North Carolina parents who are ending their marriage should communicate with their children about an impending divorce. Children will know that something is wrong, and talking to them about it gives them the opportunity to ask questions and express their fears. This is also a good time for parents to reassure their children that they are not responsible for the situation and that their parents will still be there for them. Parents should try to present a unified front for their children, and if children do not talk about the divorce, parents should ask them how they are feeling about it.
How parents behave with one another is important as well. They should not denigrate one another when the children are around, and they should not use the children as messengers or as a way to manipulate each other. Flexibility is important in avoiding conflict during this time. Things may be chaotic sometimes, and this could lead to missed appointments and issues with pickups and drop offs. As long as these things are not happening regularly, it is better to let them go.
Children may be grieving, and this might be expressed in a number of different ways.
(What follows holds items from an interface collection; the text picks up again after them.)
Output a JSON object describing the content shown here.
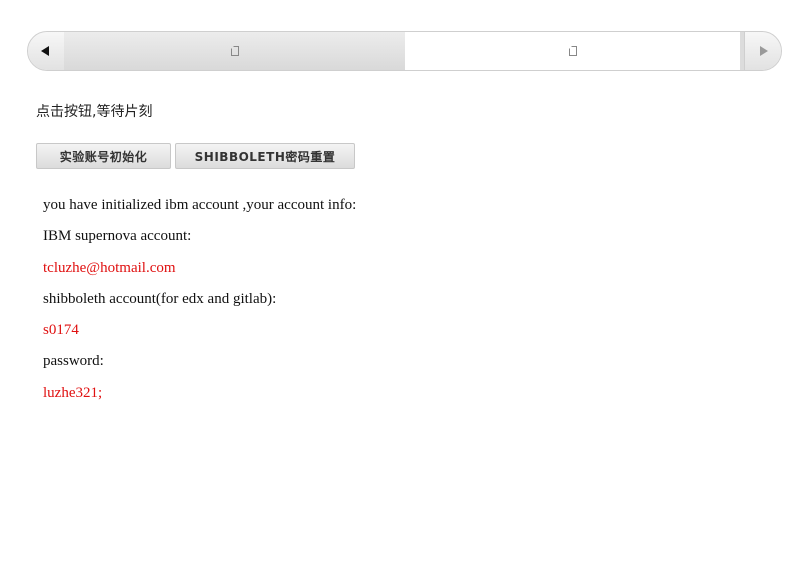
{
  "tabs": [
    {
      "icon": "page-icon"
    },
    {
      "icon": "page-icon"
    }
  ],
  "nav": {
    "prev_icon": "arrow-left-icon",
    "next_icon": "arrow-right-icon"
  },
  "instruction": "点击按钮,等待片刻",
  "buttons": {
    "init_label": "实验账号初始化",
    "reset_label": "SHIBBOLETH密码重置"
  },
  "info": {
    "intro": "you have initialized ibm account ,your account info:",
    "ibm_label": "IBM supernova account:",
    "ibm_value": "tcluzhe@hotmail.com",
    "shib_label": "shibboleth account(for edx and gitlab):",
    "shib_value": "s0174",
    "password_label": "password:",
    "password_value": "luzhe321;"
  },
  "colors": {
    "value_text": "#e01010",
    "body_text": "#111111"
  }
}
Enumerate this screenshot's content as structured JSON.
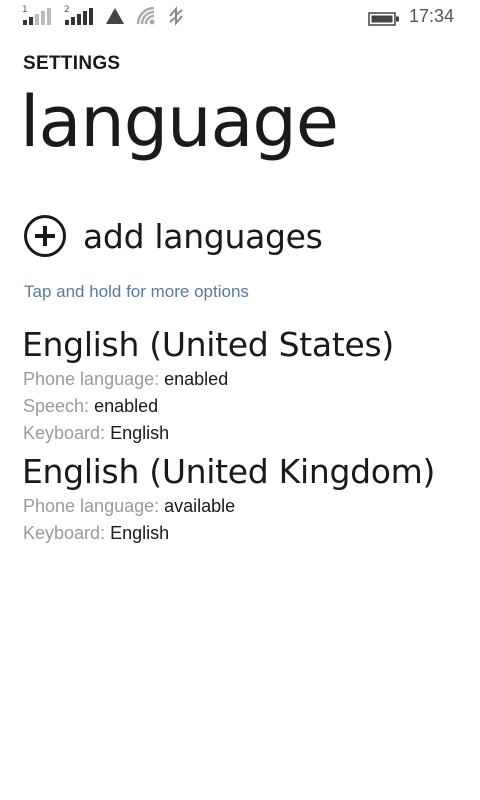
{
  "status_bar": {
    "sim1_label": "1",
    "sim2_label": "2",
    "time": "17:34",
    "icons": [
      "signal-icon",
      "signal-icon",
      "data-icon",
      "wifi-icon",
      "nfc-icon",
      "battery-icon"
    ]
  },
  "header": {
    "app_title": "SETTINGS",
    "page_title": "language"
  },
  "actions": {
    "add_languages_label": "add languages"
  },
  "hint": "Tap and hold for more options",
  "languages": [
    {
      "name": "English (United States)",
      "details": [
        {
          "key": "Phone language:",
          "value": "enabled"
        },
        {
          "key": "Speech:",
          "value": "enabled"
        },
        {
          "key": "Keyboard:",
          "value": "English"
        }
      ]
    },
    {
      "name": "English (United Kingdom)",
      "details": [
        {
          "key": "Phone language:",
          "value": "available"
        },
        {
          "key": "Keyboard:",
          "value": "English"
        }
      ]
    }
  ]
}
Some may benefit from talking to a therapist. Parents should not neglect their own self-care either. Their needs must be met so they can meet their children's.
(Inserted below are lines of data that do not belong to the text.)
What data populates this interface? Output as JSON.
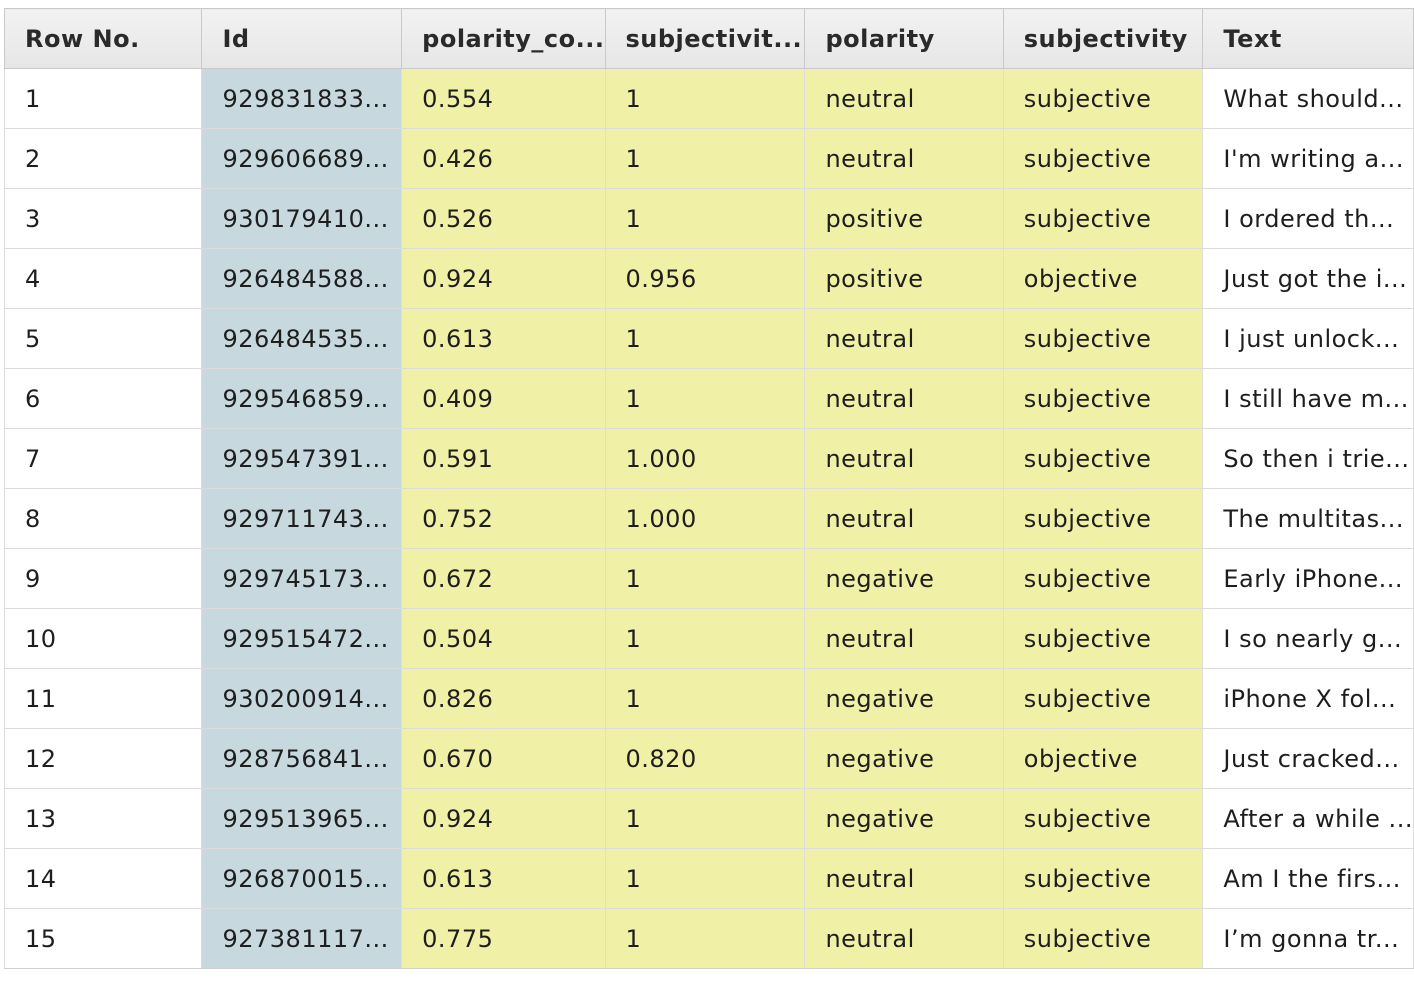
{
  "table": {
    "columns": [
      "Row No.",
      "Id",
      "polarity_co...",
      "subjectivit...",
      "polarity",
      "subjectivity",
      "Text"
    ],
    "rows": [
      [
        "1",
        "929831833...",
        "0.554",
        "1",
        "neutral",
        "subjective",
        "What should..."
      ],
      [
        "2",
        "929606689...",
        "0.426",
        "1",
        "neutral",
        "subjective",
        "I'm writing a..."
      ],
      [
        "3",
        "930179410...",
        "0.526",
        "1",
        "positive",
        "subjective",
        "I ordered th..."
      ],
      [
        "4",
        "926484588...",
        "0.924",
        "0.956",
        "positive",
        "objective",
        "Just got the i..."
      ],
      [
        "5",
        "926484535...",
        "0.613",
        "1",
        "neutral",
        "subjective",
        "I just unlock..."
      ],
      [
        "6",
        "929546859...",
        "0.409",
        "1",
        "neutral",
        "subjective",
        "I still have m..."
      ],
      [
        "7",
        "929547391...",
        "0.591",
        "1.000",
        "neutral",
        "subjective",
        "So then i trie..."
      ],
      [
        "8",
        "929711743...",
        "0.752",
        "1.000",
        "neutral",
        "subjective",
        "The multitas..."
      ],
      [
        "9",
        "929745173...",
        "0.672",
        "1",
        "negative",
        "subjective",
        "Early iPhone..."
      ],
      [
        "10",
        "929515472...",
        "0.504",
        "1",
        "neutral",
        "subjective",
        "I so nearly g..."
      ],
      [
        "11",
        "930200914...",
        "0.826",
        "1",
        "negative",
        "subjective",
        "iPhone X fol..."
      ],
      [
        "12",
        "928756841...",
        "0.670",
        "0.820",
        "negative",
        "objective",
        "Just cracked..."
      ],
      [
        "13",
        "929513965...",
        "0.924",
        "1",
        "negative",
        "subjective",
        "After a while ..."
      ],
      [
        "14",
        "926870015...",
        "0.613",
        "1",
        "neutral",
        "subjective",
        "Am I the firs..."
      ],
      [
        "15",
        "927381117...",
        "0.775",
        "1",
        "neutral",
        "subjective",
        "I’m gonna tr..."
      ]
    ]
  },
  "colors": {
    "header_bg": "#ececec",
    "id_column_bg": "#c7d9df",
    "highlight_columns_bg": "#f0f0a6",
    "grid_line": "#dcdcdc"
  }
}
Child custody and visitation are emotional issues, and even when parents are focused on the best interests of their children, they may forget how important it is for children to maintain a relationship with both of them. Parents might want to consider joint custody or at least ensure that the noncustodial parent has a significant amount of visitation time. In most cases, an arrangement of this nature is better for children than one in which children spent most of their time with only one parent.